# [YOUR GOAL]
If a line below contains the string "gray", return that line.

# [RECORDS]
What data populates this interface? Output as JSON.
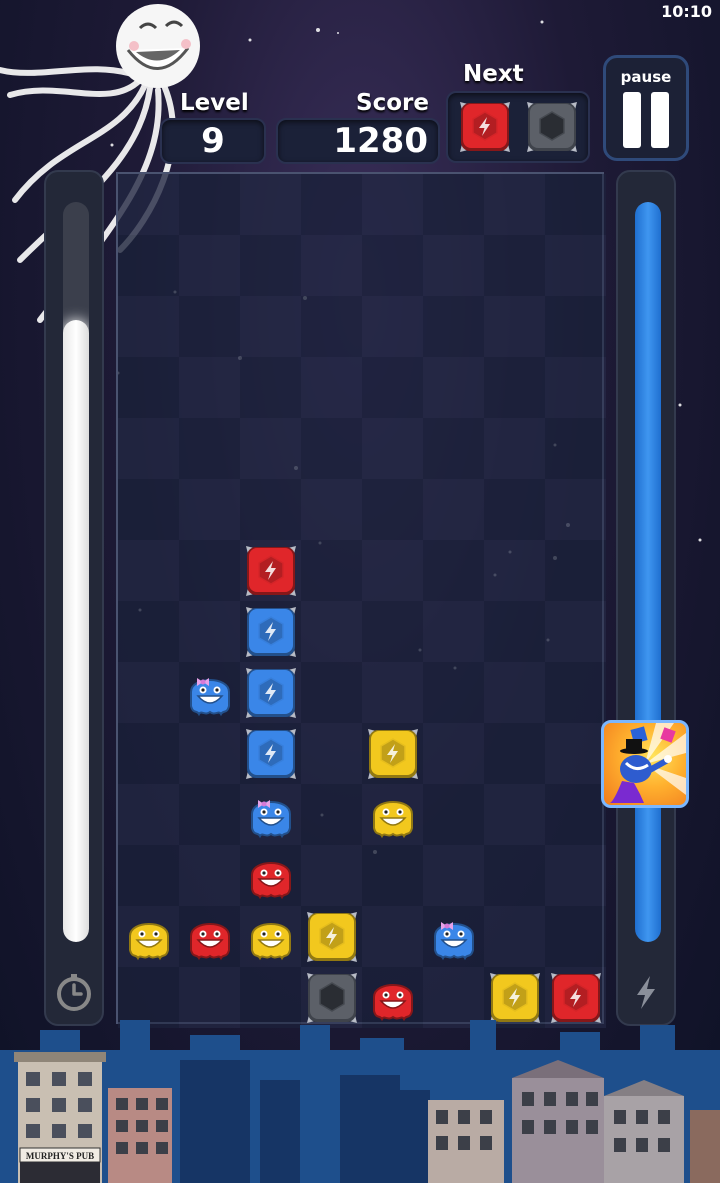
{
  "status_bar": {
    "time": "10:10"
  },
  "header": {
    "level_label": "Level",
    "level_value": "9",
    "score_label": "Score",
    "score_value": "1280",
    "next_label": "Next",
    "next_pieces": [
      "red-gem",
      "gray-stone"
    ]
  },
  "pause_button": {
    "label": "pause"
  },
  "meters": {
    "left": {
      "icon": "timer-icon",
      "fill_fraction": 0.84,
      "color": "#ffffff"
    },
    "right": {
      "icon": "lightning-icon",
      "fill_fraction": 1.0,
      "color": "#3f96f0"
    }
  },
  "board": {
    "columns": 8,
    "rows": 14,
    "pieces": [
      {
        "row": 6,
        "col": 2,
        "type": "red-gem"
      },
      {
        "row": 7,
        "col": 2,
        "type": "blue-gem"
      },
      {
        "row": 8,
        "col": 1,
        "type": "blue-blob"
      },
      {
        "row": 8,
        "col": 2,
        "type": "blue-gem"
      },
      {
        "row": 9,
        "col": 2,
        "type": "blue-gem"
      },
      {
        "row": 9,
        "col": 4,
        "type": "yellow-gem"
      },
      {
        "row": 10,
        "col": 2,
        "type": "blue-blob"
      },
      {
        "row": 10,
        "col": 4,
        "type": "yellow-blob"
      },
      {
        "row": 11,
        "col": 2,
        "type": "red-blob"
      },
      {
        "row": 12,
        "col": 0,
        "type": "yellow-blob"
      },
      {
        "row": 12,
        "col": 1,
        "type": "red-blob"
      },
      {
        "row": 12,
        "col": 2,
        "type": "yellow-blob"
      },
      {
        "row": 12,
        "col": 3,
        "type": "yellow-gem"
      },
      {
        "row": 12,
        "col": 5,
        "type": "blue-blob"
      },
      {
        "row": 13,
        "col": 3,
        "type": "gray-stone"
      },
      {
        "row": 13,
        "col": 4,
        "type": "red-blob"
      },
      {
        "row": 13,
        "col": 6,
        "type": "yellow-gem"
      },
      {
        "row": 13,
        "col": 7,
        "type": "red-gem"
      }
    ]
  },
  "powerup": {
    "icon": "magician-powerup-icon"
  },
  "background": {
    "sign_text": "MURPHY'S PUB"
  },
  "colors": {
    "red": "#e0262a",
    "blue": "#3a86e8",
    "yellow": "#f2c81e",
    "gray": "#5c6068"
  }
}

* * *

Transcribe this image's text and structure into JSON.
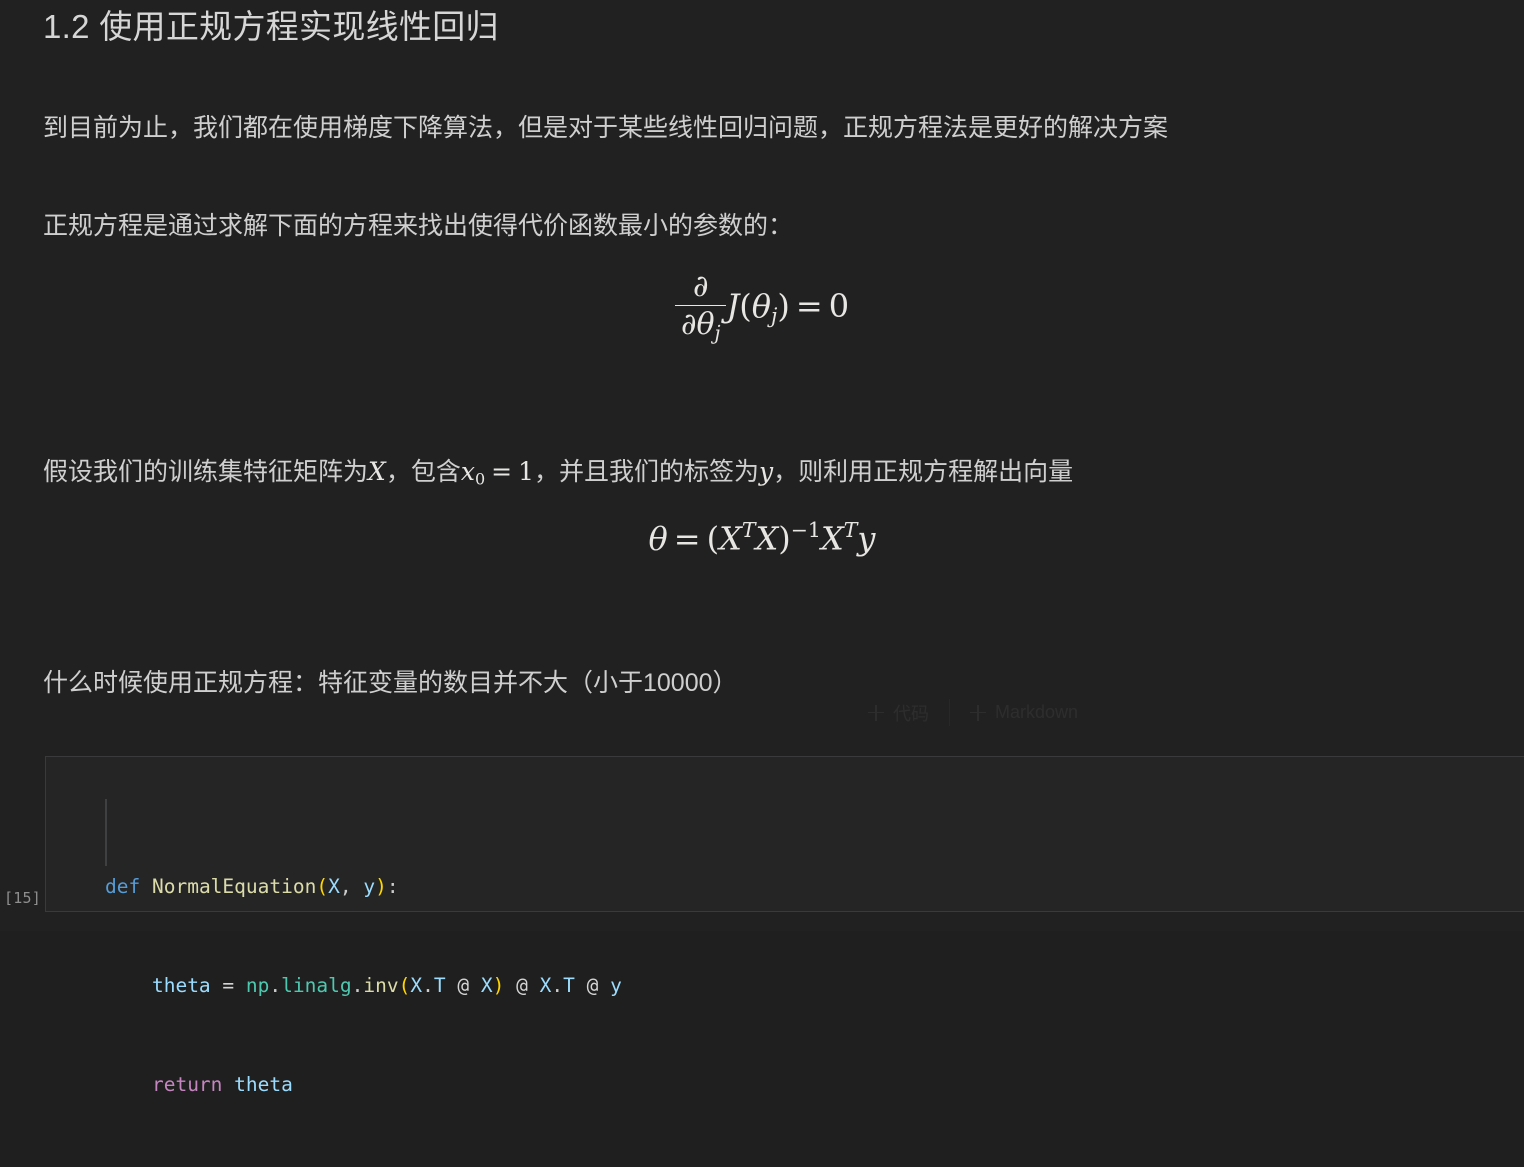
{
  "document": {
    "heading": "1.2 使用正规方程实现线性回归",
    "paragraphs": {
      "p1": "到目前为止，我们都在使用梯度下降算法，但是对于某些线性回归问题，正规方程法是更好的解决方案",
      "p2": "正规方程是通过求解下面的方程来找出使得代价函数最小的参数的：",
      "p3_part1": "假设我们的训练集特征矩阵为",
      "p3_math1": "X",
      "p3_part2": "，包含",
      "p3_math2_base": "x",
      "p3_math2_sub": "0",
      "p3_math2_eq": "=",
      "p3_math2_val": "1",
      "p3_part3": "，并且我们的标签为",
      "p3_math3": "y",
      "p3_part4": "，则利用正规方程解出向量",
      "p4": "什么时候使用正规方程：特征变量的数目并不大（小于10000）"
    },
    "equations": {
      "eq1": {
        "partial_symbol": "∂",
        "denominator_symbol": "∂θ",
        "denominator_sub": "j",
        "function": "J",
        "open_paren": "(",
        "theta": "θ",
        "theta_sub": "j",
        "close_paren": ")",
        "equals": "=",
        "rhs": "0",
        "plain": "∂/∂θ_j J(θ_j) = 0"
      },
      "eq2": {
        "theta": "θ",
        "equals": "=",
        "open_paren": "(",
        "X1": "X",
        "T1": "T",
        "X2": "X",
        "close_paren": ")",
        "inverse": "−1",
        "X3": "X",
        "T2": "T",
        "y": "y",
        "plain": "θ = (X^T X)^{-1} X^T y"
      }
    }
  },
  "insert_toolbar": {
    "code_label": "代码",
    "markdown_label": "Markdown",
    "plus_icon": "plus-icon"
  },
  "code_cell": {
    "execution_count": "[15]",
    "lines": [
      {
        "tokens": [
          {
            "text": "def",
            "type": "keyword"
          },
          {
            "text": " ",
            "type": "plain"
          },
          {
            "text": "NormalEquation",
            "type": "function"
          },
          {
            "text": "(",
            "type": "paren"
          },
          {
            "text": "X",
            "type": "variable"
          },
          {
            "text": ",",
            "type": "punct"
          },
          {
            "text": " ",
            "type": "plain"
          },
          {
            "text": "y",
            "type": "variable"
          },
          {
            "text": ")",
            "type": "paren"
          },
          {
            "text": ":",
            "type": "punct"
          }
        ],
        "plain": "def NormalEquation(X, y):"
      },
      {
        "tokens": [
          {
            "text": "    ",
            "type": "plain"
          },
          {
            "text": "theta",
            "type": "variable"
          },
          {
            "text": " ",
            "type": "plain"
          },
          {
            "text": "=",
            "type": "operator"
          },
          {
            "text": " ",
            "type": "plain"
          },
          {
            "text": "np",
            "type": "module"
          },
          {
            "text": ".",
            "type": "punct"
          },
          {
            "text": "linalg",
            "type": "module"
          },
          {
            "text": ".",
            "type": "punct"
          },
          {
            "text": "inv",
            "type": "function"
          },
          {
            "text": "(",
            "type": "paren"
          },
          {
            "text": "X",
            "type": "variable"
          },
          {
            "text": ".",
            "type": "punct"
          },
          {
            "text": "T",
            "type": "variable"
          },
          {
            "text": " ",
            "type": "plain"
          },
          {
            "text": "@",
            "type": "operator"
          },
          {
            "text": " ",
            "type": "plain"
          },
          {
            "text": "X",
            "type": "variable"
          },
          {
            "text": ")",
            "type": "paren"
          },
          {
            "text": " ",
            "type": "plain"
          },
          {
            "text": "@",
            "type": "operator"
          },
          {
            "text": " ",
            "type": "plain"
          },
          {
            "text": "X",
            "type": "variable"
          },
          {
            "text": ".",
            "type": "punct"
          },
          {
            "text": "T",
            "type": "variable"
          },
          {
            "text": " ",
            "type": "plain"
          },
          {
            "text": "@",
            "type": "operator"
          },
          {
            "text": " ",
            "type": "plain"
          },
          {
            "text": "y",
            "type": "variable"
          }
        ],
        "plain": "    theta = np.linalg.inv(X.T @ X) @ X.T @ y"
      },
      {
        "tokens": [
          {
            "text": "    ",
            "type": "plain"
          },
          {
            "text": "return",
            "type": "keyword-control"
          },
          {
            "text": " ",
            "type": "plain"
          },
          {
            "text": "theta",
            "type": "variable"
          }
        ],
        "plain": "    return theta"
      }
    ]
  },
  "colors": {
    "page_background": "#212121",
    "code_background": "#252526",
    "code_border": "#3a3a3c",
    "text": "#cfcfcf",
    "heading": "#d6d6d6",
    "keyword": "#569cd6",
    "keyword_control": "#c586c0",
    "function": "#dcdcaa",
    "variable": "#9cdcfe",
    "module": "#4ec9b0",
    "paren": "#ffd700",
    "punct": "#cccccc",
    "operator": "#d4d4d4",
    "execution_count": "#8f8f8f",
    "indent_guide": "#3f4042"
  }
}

# [SOLUTION TO THIS TASK]
      "gray-stone"
        "type": "gray-stone"
    "gray": "#5c6068"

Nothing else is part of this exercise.